## Dataset extract
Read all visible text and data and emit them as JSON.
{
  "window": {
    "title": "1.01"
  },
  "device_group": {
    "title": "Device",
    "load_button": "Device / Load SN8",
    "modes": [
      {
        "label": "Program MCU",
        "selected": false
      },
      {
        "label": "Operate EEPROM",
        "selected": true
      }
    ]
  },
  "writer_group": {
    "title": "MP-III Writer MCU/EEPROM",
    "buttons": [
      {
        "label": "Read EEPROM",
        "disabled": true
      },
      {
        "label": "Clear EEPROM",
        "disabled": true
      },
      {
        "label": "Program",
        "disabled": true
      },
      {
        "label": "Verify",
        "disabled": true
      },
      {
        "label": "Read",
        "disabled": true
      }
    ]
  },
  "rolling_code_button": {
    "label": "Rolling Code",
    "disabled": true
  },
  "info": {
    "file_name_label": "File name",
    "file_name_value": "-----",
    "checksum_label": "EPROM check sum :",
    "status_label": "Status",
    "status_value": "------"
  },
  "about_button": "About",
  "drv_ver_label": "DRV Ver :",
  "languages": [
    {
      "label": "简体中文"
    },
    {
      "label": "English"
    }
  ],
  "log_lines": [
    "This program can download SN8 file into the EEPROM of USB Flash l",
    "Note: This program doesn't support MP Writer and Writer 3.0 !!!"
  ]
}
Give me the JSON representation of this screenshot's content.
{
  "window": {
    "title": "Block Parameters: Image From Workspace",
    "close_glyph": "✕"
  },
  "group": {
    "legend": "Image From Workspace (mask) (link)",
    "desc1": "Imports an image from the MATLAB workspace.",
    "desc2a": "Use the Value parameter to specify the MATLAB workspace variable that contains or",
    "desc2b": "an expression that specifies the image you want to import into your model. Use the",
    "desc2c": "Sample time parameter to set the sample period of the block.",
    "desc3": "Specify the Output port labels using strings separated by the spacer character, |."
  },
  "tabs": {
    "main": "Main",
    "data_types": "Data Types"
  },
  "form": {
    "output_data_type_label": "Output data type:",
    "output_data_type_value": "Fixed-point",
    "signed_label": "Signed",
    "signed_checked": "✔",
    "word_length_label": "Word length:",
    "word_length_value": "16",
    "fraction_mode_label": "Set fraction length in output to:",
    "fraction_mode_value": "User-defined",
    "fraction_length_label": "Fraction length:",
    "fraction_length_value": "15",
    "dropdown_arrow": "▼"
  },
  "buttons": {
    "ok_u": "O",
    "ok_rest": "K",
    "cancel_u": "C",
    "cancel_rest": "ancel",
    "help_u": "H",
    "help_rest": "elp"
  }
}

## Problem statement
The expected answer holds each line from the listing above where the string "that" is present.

## Solved problem
    "desc2a": "Use the Value parameter to specify the MATLAB workspace variable that contains or",
    "desc2b": "an expression that specifies the image you want to import into your model. Use the",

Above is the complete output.